## Exercise
Wherever "icon" occurs in the entries, copy the line that holds it.

## Data supplied
========
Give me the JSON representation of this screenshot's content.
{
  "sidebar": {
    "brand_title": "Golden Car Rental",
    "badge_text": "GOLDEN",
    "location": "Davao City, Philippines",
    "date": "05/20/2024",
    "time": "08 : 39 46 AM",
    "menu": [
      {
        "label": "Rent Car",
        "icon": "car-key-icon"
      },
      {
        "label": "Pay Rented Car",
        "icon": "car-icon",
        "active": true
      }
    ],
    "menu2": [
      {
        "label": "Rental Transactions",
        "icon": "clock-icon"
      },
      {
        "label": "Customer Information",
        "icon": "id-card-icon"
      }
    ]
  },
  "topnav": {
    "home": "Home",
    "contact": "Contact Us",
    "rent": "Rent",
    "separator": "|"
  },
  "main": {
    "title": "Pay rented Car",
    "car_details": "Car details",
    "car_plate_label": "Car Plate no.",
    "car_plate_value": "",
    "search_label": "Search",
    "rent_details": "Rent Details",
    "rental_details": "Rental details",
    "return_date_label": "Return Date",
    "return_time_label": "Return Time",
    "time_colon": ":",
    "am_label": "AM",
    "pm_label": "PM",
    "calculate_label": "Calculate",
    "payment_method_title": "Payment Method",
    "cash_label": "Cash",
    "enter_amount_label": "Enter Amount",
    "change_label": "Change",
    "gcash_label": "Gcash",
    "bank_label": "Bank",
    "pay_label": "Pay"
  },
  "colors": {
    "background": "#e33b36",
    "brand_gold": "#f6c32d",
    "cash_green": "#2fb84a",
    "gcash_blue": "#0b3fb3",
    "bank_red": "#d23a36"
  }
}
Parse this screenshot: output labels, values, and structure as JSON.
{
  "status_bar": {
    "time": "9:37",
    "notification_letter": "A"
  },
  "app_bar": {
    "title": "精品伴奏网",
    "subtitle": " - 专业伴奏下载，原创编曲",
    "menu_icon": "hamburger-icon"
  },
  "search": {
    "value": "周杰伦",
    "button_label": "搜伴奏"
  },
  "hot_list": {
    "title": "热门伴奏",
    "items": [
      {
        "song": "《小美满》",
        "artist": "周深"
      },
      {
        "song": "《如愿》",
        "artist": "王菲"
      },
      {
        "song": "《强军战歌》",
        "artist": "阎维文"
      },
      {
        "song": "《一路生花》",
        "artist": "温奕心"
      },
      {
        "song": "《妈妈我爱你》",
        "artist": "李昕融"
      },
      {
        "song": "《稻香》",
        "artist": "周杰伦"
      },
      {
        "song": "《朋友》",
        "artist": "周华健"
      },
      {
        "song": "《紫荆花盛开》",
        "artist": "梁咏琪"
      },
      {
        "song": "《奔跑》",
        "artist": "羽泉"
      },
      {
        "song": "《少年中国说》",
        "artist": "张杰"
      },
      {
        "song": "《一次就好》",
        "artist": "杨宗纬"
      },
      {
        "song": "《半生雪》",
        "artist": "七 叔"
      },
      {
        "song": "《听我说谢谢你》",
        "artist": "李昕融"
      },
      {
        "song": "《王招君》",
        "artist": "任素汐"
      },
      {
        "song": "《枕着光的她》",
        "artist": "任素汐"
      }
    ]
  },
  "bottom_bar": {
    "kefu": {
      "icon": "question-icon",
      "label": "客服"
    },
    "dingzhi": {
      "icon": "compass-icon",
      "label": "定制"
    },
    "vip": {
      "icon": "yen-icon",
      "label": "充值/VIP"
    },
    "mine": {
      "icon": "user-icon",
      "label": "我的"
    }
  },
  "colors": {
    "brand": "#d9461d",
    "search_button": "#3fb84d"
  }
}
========
## Response
        "icon": "car-key-icon"
        "icon": "car-icon",
        "icon": "clock-icon"
        "icon": "id-card-icon"
    "menu_icon": "hamburger-icon"
      "icon": "question-icon",
      "icon": "compass-icon",
      "icon": "yen-icon",
      "icon": "user-icon",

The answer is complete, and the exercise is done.